Data for processing Block Start

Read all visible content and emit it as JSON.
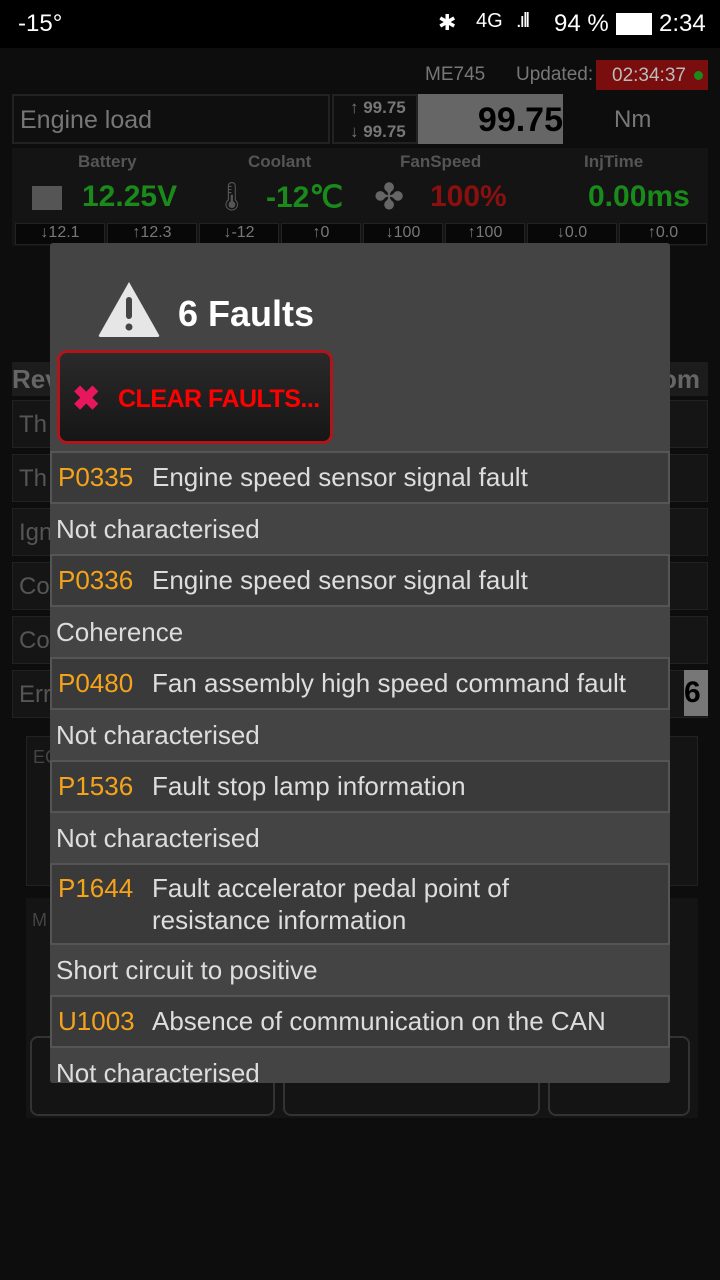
{
  "status_bar": {
    "temperature": "-15°",
    "network": "4G",
    "battery": "94 %",
    "time": "2:34"
  },
  "header": {
    "ecu": "ME745",
    "updated_label": "Updated:",
    "updated_time": "02:34:37"
  },
  "main_param": {
    "label": "Engine load",
    "max": "↑ 99.75",
    "min": "↓ 99.75",
    "value": "99.75",
    "unit": "Nm"
  },
  "gauges": [
    {
      "label": "Battery",
      "value": "12.25V",
      "color": "#1a8a1a",
      "icon": "battery-icon",
      "min": "↓12.1",
      "max": "↑12.3"
    },
    {
      "label": "Coolant",
      "value": "-12℃",
      "color": "#1a8a1a",
      "icon": "thermometer-icon",
      "min": "↓-12",
      "max": "↑0"
    },
    {
      "label": "FanSpeed",
      "value": "100%",
      "color": "#8a0f0f",
      "icon": "fan-icon",
      "min": "↓100",
      "max": "↑100"
    },
    {
      "label": "InjTime",
      "value": "0.00ms",
      "color": "#1a8a1a",
      "icon": "",
      "min": "↓0.0",
      "max": "↑0.0"
    }
  ],
  "background_fragments": {
    "section_left": "Rev",
    "section_right": "om",
    "rows": [
      "Th",
      "Th",
      "Ign",
      "Co",
      "Co",
      "Err"
    ],
    "err_count": "6",
    "ec": "EC",
    "m": "M"
  },
  "dialog": {
    "title": "6 Faults",
    "clear_label": "CLEAR FAULTS...",
    "faults": [
      {
        "code": "P0335",
        "description": "Engine speed sensor signal fault",
        "status": "Not characterised"
      },
      {
        "code": "P0336",
        "description": "Engine speed sensor signal fault",
        "status": "Coherence"
      },
      {
        "code": "P0480",
        "description": "Fan assembly high speed command fault",
        "status": "Not characterised"
      },
      {
        "code": "P1536",
        "description": "Fault stop lamp information",
        "status": "Not characterised"
      },
      {
        "code": "P1644",
        "description": "Fault accelerator pedal point of resistance information",
        "status": "Short circuit to positive"
      },
      {
        "code": "U1003",
        "description": "Absence of communication on the CAN",
        "status": "Not characterised"
      }
    ]
  }
}
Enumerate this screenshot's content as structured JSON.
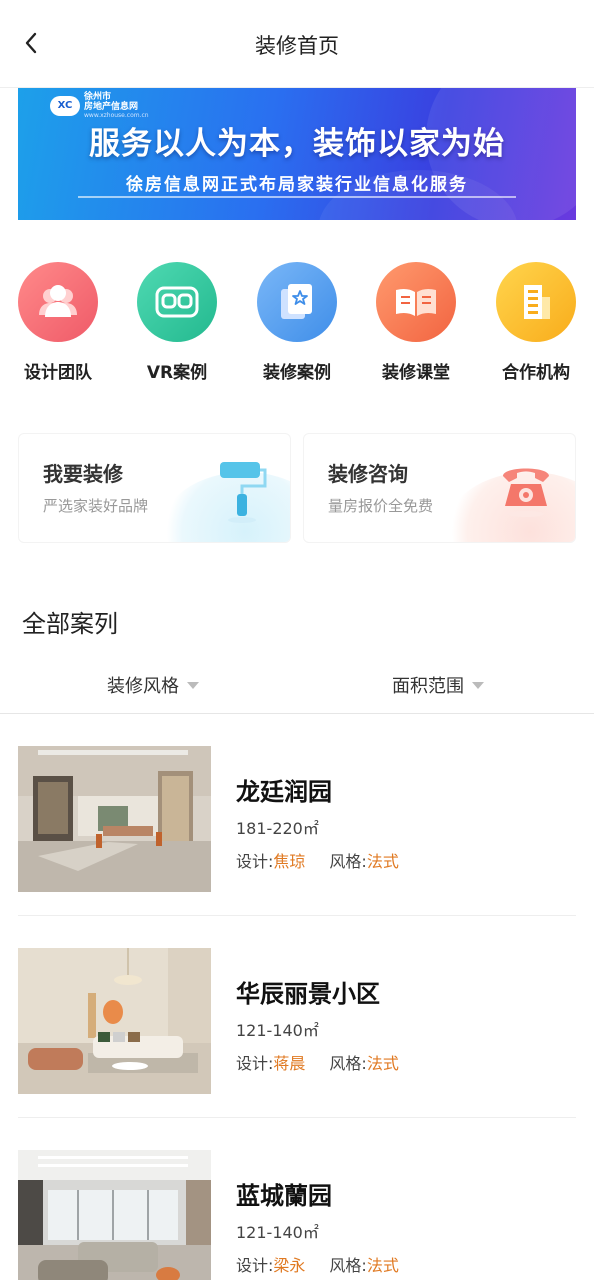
{
  "header": {
    "title": "装修首页"
  },
  "banner": {
    "logo_city": "徐州市",
    "logo_name": "房地产信息网",
    "logo_url": "www.xzhouse.com.cn",
    "slogan": "服务以人为本，装饰以家为始",
    "subtitle": "徐房信息网正式布局家装行业信息化服务"
  },
  "categories": [
    {
      "label": "设计团队",
      "icon": "team-icon",
      "color": "#f2646e"
    },
    {
      "label": "VR案例",
      "icon": "vr-goggles-icon",
      "color": "#2fc8a0"
    },
    {
      "label": "装修案例",
      "icon": "case-cards-icon",
      "color": "#4d9df2"
    },
    {
      "label": "装修课堂",
      "icon": "open-book-icon",
      "color": "#f5774f"
    },
    {
      "label": "合作机构",
      "icon": "building-icon",
      "color": "#fbbe2d"
    }
  ],
  "cards": [
    {
      "title": "我要装修",
      "subtitle": "严选家装好品牌",
      "icon": "paint-roller-icon"
    },
    {
      "title": "装修咨询",
      "subtitle": "量房报价全免费",
      "icon": "telephone-icon"
    }
  ],
  "section": {
    "title": "全部案列"
  },
  "filters": [
    {
      "label": "装修风格"
    },
    {
      "label": "面积范围"
    }
  ],
  "cases": [
    {
      "name": "龙廷润园",
      "area": "181-220㎡",
      "designer_label": "设计:",
      "designer": "焦琼",
      "style_label": "风格:",
      "style": "法式"
    },
    {
      "name": "华辰丽景小区",
      "area": "121-140㎡",
      "designer_label": "设计:",
      "designer": "蒋晨",
      "style_label": "风格:",
      "style": "法式"
    },
    {
      "name": "蓝城蘭园",
      "area": "121-140㎡",
      "designer_label": "设计:",
      "designer": "梁永",
      "style_label": "风格:",
      "style": "法式"
    }
  ],
  "colors": {
    "accent": "#e07a23",
    "banner_start": "#1da0ea",
    "banner_end": "#6a3adf"
  }
}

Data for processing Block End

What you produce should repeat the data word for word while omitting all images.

Read all visible content and emit it as JSON.
{
  "status_bar": {
    "temperature": "-15°",
    "network": "4G",
    "battery": "94 %",
    "time": "2:34"
  },
  "header": {
    "ecu": "ME745",
    "updated_label": "Updated:",
    "updated_time": "02:34:37"
  },
  "main_param": {
    "label": "Engine load",
    "max": "↑ 99.75",
    "min": "↓ 99.75",
    "value": "99.75",
    "unit": "Nm"
  },
  "gauges": [
    {
      "label": "Battery",
      "value": "12.25V",
      "color": "#1a8a1a",
      "icon": "battery-icon",
      "min": "↓12.1",
      "max": "↑12.3"
    },
    {
      "label": "Coolant",
      "value": "-12℃",
      "color": "#1a8a1a",
      "icon": "thermometer-icon",
      "min": "↓-12",
      "max": "↑0"
    },
    {
      "label": "FanSpeed",
      "value": "100%",
      "color": "#8a0f0f",
      "icon": "fan-icon",
      "min": "↓100",
      "max": "↑100"
    },
    {
      "label": "InjTime",
      "value": "0.00ms",
      "color": "#1a8a1a",
      "icon": "",
      "min": "↓0.0",
      "max": "↑0.0"
    }
  ],
  "background_fragments": {
    "section_left": "Rev",
    "section_right": "om",
    "rows": [
      "Th",
      "Th",
      "Ign",
      "Co",
      "Co",
      "Err"
    ],
    "err_count": "6",
    "ec": "EC",
    "m": "M"
  },
  "dialog": {
    "title": "6 Faults",
    "clear_label": "CLEAR FAULTS...",
    "faults": [
      {
        "code": "P0335",
        "description": "Engine speed sensor signal fault",
        "status": "Not characterised"
      },
      {
        "code": "P0336",
        "description": "Engine speed sensor signal fault",
        "status": "Coherence"
      },
      {
        "code": "P0480",
        "description": "Fan assembly high speed command fault",
        "status": "Not characterised"
      },
      {
        "code": "P1536",
        "description": "Fault stop lamp information",
        "status": "Not characterised"
      },
      {
        "code": "P1644",
        "description": "Fault accelerator pedal point of resistance information",
        "status": "Short circuit to positive"
      },
      {
        "code": "U1003",
        "description": "Absence of communication on the CAN",
        "status": "Not characterised"
      }
    ]
  }
}
Enumerate this screenshot's content as structured JSON.
{
  "header": {
    "title": "装修首页"
  },
  "banner": {
    "logo_city": "徐州市",
    "logo_name": "房地产信息网",
    "logo_url": "www.xzhouse.com.cn",
    "slogan": "服务以人为本，装饰以家为始",
    "subtitle": "徐房信息网正式布局家装行业信息化服务"
  },
  "categories": [
    {
      "label": "设计团队",
      "icon": "team-icon",
      "color": "#f2646e"
    },
    {
      "label": "VR案例",
      "icon": "vr-goggles-icon",
      "color": "#2fc8a0"
    },
    {
      "label": "装修案例",
      "icon": "case-cards-icon",
      "color": "#4d9df2"
    },
    {
      "label": "装修课堂",
      "icon": "open-book-icon",
      "color": "#f5774f"
    },
    {
      "label": "合作机构",
      "icon": "building-icon",
      "color": "#fbbe2d"
    }
  ],
  "cards": [
    {
      "title": "我要装修",
      "subtitle": "严选家装好品牌",
      "icon": "paint-roller-icon"
    },
    {
      "title": "装修咨询",
      "subtitle": "量房报价全免费",
      "icon": "telephone-icon"
    }
  ],
  "section": {
    "title": "全部案列"
  },
  "filters": [
    {
      "label": "装修风格"
    },
    {
      "label": "面积范围"
    }
  ],
  "cases": [
    {
      "name": "龙廷润园",
      "area": "181-220㎡",
      "designer_label": "设计:",
      "designer": "焦琼",
      "style_label": "风格:",
      "style": "法式"
    },
    {
      "name": "华辰丽景小区",
      "area": "121-140㎡",
      "designer_label": "设计:",
      "designer": "蒋晨",
      "style_label": "风格:",
      "style": "法式"
    },
    {
      "name": "蓝城蘭园",
      "area": "121-140㎡",
      "designer_label": "设计:",
      "designer": "梁永",
      "style_label": "风格:",
      "style": "法式"
    }
  ],
  "colors": {
    "accent": "#e07a23",
    "banner_start": "#1da0ea",
    "banner_end": "#6a3adf"
  }
}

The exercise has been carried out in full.